=== Web page and app entries ===
==================================================

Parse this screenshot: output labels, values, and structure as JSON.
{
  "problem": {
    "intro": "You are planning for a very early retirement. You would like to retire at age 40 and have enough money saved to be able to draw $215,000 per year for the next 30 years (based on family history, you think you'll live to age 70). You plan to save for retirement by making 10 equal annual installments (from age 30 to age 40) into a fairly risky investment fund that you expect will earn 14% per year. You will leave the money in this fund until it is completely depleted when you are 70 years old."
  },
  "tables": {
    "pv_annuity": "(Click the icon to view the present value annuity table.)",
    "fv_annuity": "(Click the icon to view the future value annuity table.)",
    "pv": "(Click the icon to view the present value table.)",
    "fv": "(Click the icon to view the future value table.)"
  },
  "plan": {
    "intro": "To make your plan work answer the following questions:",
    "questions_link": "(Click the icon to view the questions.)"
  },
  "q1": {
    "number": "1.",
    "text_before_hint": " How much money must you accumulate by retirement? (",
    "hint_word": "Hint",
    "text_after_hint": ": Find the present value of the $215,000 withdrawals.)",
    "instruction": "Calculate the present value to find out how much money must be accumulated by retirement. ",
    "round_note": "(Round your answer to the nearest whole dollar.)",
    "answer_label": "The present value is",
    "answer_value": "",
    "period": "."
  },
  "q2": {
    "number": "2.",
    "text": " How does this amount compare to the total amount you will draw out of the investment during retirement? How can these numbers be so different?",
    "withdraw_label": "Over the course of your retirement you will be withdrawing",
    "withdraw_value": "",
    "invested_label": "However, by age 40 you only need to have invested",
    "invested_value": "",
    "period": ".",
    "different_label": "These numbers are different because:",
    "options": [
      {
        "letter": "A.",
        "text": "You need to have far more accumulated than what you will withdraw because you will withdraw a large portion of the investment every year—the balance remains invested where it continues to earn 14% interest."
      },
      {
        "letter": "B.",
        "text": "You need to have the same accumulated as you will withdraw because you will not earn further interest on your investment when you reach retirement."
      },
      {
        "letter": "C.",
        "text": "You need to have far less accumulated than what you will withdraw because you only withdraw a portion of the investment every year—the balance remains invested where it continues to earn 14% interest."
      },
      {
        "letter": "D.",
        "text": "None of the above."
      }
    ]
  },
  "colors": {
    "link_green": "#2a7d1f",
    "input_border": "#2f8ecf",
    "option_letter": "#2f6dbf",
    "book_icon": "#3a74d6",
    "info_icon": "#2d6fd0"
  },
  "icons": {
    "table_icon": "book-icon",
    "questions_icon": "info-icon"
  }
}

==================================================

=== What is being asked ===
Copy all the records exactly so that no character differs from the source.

=== Answer to the exercise ===
Parse this screenshot: output labels, values, and structure as JSON.
{
  "problem": {
    "intro": "You are planning for a very early retirement. You would like to retire at age 40 and have enough money saved to be able to draw $215,000 per year for the next 30 years (based on family history, you think you'll live to age 70). You plan to save for retirement by making 10 equal annual installments (from age 30 to age 40) into a fairly risky investment fund that you expect will earn 14% per year. You will leave the money in this fund until it is completely depleted when you are 70 years old."
  },
  "tables": {
    "pv_annuity": "(Click the icon to view the present value annuity table.)",
    "fv_annuity": "(Click the icon to view the future value annuity table.)",
    "pv": "(Click the icon to view the present value table.)",
    "fv": "(Click the icon to view the future value table.)"
  },
  "plan": {
    "intro": "To make your plan work answer the following questions:",
    "questions_link": "(Click the icon to view the questions.)"
  },
  "q1": {
    "number": "1.",
    "text_before_hint": " How much money must you accumulate by retirement? (",
    "hint_word": "Hint",
    "text_after_hint": ": Find the present value of the $215,000 withdrawals.)",
    "instruction": "Calculate the present value to find out how much money must be accumulated by retirement. ",
    "round_note": "(Round your answer to the nearest whole dollar.)",
    "answer_label": "The present value is",
    "answer_value": "",
    "period": "."
  },
  "q2": {
    "number": "2.",
    "text": " How does this amount compare to the total amount you will draw out of the investment during retirement? How can these numbers be so different?",
    "withdraw_label": "Over the course of your retirement you will be withdrawing",
    "withdraw_value": "",
    "invested_label": "However, by age 40 you only need to have invested",
    "invested_value": "",
    "period": ".",
    "different_label": "These numbers are different because:",
    "options": [
      {
        "letter": "A.",
        "text": "You need to have far more accumulated than what you will withdraw because you will withdraw a large portion of the investment every year—the balance remains invested where it continues to earn 14% interest."
      },
      {
        "letter": "B.",
        "text": "You need to have the same accumulated as you will withdraw because you will not earn further interest on your investment when you reach retirement."
      },
      {
        "letter": "C.",
        "text": "You need to have far less accumulated than what you will withdraw because you only withdraw a portion of the investment every year—the balance remains invested where it continues to earn 14% interest."
      },
      {
        "letter": "D.",
        "text": "None of the above."
      }
    ]
  },
  "colors": {
    "link_green": "#2a7d1f",
    "input_border": "#2f8ecf",
    "option_letter": "#2f6dbf",
    "book_icon": "#3a74d6",
    "info_icon": "#2d6fd0"
  },
  "icons": {
    "table_icon": "book-icon",
    "questions_icon": "info-icon"
  }
}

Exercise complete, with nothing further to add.